|In the very last turn this British battalion charged and broke this battalion of US regulars, leaving a large hole in the line which the Glengarry Light Infantry, the 19th Light Dragoons and Canadian Dragoons would be able to exploit.|
Unfortunately we had to stop at that point, mainly as I was struggling to keep going, but also because of an echo on the sound which was driving me round the bend! The signal strength being broadcast from the Burrow remained excellent all day but the sound on Skype didn’t. I would have normally said it was due to a mic being left unmuted on somebody’s machine but not this time.
We reached a conclusion of sorts, in as far as the British were struggling to break through the American line. However, I think there was a good chance that the American left would have begun to collapse, followed by the centre. In the meantime the American right could easily have driven the British left back even further and maybe even recaptured the supplies.
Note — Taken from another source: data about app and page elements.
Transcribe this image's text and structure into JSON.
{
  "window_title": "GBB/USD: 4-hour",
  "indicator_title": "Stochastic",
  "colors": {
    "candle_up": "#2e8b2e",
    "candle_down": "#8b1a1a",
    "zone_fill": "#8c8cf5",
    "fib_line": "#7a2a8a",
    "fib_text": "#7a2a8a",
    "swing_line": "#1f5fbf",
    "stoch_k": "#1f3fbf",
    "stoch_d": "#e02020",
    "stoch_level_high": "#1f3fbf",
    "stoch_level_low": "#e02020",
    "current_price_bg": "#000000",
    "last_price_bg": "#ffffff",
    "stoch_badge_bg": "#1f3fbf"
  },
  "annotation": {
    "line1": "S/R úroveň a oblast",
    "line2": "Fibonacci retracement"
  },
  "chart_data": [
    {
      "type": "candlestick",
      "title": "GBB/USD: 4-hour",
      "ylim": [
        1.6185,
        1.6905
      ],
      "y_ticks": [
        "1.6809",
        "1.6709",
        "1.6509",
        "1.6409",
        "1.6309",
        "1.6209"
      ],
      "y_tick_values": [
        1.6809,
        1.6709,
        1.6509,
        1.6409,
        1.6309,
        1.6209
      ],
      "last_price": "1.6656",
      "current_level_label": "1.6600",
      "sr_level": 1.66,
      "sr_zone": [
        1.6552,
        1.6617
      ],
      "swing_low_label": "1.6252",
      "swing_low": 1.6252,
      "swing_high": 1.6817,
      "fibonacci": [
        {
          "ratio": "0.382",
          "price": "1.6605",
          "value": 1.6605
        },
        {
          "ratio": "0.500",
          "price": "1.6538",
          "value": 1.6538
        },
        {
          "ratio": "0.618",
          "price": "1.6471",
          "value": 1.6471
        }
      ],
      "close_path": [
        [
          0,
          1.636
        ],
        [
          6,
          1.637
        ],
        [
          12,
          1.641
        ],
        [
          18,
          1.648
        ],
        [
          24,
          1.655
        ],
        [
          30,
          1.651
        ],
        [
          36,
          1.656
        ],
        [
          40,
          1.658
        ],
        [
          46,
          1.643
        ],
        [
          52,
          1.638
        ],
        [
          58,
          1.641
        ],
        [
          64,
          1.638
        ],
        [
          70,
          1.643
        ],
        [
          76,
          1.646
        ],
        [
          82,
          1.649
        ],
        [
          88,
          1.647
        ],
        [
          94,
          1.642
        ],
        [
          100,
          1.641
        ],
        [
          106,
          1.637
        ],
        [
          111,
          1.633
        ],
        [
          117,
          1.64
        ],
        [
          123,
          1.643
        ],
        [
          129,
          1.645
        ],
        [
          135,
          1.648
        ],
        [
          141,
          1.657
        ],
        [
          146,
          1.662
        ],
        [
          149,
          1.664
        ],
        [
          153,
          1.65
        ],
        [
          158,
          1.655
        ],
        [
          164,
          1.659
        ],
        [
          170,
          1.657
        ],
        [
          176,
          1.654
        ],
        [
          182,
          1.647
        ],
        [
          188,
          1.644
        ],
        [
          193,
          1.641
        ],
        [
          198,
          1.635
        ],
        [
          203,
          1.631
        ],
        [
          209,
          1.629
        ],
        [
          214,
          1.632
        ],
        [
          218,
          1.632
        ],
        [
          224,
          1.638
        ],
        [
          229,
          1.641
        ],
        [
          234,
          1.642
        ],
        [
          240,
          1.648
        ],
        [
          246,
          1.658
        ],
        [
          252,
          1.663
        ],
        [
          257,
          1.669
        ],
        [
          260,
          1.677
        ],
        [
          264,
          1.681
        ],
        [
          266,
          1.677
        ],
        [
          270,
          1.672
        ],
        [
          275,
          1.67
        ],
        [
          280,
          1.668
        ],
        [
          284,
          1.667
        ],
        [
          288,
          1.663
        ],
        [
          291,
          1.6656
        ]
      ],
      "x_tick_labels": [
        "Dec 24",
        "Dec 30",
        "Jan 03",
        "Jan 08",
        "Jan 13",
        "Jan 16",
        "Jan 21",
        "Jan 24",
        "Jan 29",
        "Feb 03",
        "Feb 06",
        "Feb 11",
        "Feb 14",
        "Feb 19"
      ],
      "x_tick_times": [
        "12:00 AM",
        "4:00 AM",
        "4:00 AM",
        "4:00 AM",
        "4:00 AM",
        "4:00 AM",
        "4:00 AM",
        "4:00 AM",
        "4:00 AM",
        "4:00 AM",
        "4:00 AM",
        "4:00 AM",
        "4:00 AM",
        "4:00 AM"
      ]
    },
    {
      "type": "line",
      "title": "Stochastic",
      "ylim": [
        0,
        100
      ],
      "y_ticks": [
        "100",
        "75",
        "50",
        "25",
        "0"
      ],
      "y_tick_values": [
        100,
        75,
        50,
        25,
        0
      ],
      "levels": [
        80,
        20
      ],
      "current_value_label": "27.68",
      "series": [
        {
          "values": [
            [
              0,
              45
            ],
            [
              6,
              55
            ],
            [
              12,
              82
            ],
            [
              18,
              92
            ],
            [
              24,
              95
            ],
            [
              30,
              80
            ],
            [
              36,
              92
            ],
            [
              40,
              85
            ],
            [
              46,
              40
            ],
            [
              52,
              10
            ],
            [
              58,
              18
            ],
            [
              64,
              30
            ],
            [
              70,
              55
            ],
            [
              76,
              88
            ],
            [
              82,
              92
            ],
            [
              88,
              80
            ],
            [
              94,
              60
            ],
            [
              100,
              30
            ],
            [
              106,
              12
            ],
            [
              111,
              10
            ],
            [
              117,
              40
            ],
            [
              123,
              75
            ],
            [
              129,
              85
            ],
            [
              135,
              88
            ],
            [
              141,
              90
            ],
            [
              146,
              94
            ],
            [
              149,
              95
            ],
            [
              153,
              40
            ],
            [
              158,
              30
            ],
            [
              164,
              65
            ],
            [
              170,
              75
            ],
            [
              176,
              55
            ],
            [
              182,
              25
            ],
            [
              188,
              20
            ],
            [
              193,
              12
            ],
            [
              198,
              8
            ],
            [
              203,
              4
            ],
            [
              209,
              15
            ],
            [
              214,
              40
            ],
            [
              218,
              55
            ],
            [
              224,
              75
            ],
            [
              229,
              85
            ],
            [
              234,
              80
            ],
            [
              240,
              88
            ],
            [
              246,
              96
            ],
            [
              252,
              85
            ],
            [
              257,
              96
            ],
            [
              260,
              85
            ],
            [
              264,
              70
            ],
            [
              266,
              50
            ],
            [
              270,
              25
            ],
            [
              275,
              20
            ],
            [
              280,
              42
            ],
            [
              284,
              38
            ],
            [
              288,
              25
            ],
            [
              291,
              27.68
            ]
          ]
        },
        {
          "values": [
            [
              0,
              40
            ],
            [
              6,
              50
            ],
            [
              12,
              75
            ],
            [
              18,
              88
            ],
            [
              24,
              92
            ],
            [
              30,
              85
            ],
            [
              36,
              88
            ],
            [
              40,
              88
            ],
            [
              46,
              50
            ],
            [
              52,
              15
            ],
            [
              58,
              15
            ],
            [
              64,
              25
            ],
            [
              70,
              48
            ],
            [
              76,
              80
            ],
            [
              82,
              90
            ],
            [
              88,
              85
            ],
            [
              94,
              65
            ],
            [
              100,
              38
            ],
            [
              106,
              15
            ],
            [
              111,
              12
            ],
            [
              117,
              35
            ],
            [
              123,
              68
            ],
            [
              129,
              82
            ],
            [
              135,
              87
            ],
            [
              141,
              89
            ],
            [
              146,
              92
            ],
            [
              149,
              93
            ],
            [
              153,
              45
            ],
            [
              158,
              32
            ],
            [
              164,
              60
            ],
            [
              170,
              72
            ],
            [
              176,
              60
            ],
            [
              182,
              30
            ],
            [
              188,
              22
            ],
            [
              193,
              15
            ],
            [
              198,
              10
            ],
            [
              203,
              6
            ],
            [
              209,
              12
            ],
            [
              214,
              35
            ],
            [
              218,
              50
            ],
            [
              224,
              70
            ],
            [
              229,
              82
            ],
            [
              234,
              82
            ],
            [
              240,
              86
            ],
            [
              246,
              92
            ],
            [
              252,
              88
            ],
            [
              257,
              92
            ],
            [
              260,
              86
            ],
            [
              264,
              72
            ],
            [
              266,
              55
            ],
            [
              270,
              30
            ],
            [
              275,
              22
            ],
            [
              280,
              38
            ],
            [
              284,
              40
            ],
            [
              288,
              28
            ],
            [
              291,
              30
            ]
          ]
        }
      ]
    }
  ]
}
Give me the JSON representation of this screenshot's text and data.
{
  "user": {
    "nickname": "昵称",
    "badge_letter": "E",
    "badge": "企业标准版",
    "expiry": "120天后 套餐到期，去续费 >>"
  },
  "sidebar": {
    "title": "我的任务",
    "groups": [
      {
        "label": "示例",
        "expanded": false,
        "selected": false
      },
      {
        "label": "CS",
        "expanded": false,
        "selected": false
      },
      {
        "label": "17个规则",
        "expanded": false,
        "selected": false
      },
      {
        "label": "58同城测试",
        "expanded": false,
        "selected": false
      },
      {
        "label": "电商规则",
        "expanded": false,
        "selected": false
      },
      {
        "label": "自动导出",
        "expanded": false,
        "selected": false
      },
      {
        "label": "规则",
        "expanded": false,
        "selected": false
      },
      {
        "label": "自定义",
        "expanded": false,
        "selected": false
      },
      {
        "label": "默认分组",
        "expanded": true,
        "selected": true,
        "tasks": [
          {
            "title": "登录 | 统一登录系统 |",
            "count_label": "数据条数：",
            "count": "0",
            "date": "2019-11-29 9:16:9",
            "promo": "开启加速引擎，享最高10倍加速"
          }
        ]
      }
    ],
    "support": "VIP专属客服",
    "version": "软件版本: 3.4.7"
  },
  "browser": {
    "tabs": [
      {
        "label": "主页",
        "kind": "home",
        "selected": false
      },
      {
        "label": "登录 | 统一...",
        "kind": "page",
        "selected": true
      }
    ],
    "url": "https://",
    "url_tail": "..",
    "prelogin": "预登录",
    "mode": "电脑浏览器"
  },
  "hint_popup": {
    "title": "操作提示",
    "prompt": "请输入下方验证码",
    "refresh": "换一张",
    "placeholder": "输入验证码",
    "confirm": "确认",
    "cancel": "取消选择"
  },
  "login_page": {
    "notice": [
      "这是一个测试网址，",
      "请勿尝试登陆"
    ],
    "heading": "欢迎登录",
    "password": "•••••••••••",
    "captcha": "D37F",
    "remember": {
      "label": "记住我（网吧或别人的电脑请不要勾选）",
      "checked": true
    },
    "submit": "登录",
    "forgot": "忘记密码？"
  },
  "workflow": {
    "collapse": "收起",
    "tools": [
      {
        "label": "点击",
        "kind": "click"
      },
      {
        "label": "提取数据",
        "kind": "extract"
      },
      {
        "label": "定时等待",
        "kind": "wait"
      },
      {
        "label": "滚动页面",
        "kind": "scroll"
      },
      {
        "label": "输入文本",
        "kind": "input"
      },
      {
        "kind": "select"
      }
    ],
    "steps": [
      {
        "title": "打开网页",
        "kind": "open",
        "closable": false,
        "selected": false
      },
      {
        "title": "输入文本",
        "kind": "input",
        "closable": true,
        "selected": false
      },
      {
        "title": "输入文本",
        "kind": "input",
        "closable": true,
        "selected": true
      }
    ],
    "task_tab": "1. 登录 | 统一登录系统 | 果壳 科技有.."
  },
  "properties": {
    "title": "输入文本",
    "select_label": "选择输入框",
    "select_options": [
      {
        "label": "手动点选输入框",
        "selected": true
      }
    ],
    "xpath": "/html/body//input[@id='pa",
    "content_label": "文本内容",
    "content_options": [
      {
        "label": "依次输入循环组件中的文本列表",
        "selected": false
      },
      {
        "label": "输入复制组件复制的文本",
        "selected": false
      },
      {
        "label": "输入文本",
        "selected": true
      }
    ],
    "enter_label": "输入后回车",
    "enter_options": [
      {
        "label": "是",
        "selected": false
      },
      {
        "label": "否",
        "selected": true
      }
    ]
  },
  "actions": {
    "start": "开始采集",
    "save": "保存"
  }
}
It was a fun game and great to get this collection on the table. Of course since the game I’ve almost finished painting two further battalions of American militia and undercoated most of the unpainted figures I have remaining in the box of doom. The biggest job is the restructuring I referred to at the start, which might be a nice job to do over Christmas before I embark on my new main 2021 project.
Thanks to everyone for reading this blog over the past rather difficult year. I hope doing so has been enjoyable amd maybe even seen you through the dark days of the pandemic. I suspect it’ll be with us for a long time yet, even with the vaccinations. So, here’s wishing everyone a very Joyful Christmas and a Happy amd Healthy 2021.
Colin, that’s one of the nicest 1812 games I’ve ever seen. Lovely troops and terrain. Plus, a guest appearance by the “circle o’sheep.” Brilliant.ReplyDelete
Great looking game Colin and coincidentally, our group also played a War of 1812 game a couple of days ago - drop by my blog and Marks "1866 and All That" blog too for details and images!ReplyDelete
That is another lovely looking gmae Colin and thankyou for keeping us entertained over the past year:)ReplyDelete
A feast for our eyes! Wonderful looking game, congrats...and Merry Christmas!ReplyDelete
As always a wonderful boost to the spirits to see your latest game, more so as it's a new collection's first showing. Happy Christmas and a safe and healthy new year to you and yours!ReplyDelete
Splendid game Colin and nice to see the collection getting some action. Thanks for your inspiring games during the year 👍ReplyDelete
Indeed. Thanks for being an inspiration through this last year and a very happy christmas to youReplyDelete